Although NATO commander General Wesley Clark vowed Thursday to "disrupt, degrade, devastate and ultimately... destroy" the Serb military if Belgrade failed to comply with NATO's demands, Milosevic looks inclined to take the pain -- at least for now. "As long as he's not facing a ground offensive, he believes he can comfortably withstand NATO's air power," a Serbian source told TIME. "Yugoslavia will suffer, of course, but Yugoslavia's had to suffer the consequences of much of what Milosevic has done over the past 10 years."

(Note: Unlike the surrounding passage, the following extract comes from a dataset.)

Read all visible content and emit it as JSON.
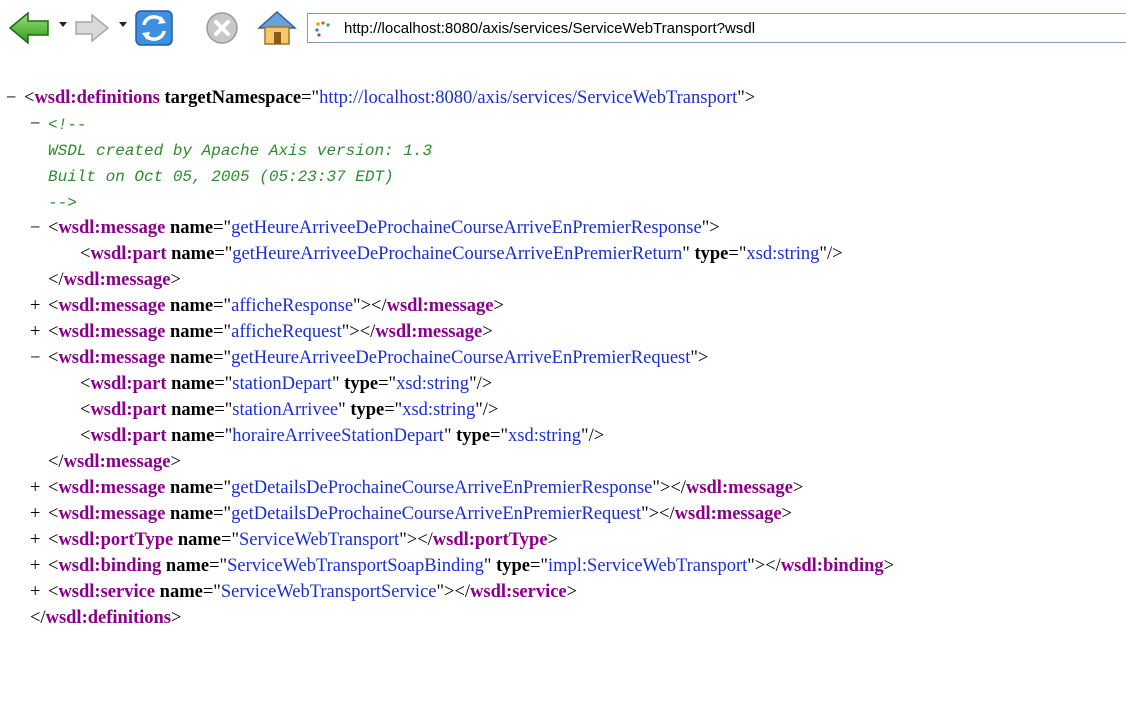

President Slobodan Milosevic is showing no sign of backing down as the second day of air strikes got under way Thursday. The target selection for NATO's initial strikes seems to have been designed as a warning to Milosevic. "The damage inflicted last night appears to have been largely symbolic," says TIME Belgrade reporter Dejan Anastasijevic. "NATO hit training facilities for elite units and some communications systems, but it looked primarily like a message to Milosevic, saying 'We know where you keep your goodies and we can hit them anytime.' " But the Serbs' response to Wednesday's strikes gave little hope that Milosevic would accede to an early end to the conflict. For one thing, the Serbs held back their surface-to-air missiles during Wednesday's attacks. "Turning on the air defenses would have made them a target for NATO," says Anastasijevic. "By holding them back, the Serb military saves its missile capability for later." At the same time, sending up MiG-29 fighters -- four of which NATO claims to have shot down -- signaled that the Serbs were ready to fight back. Says TIME Pentagon correspondent Mark Thompson, "Holding back his SAMs may be a sign that Milosevic is settling in for a long campaign."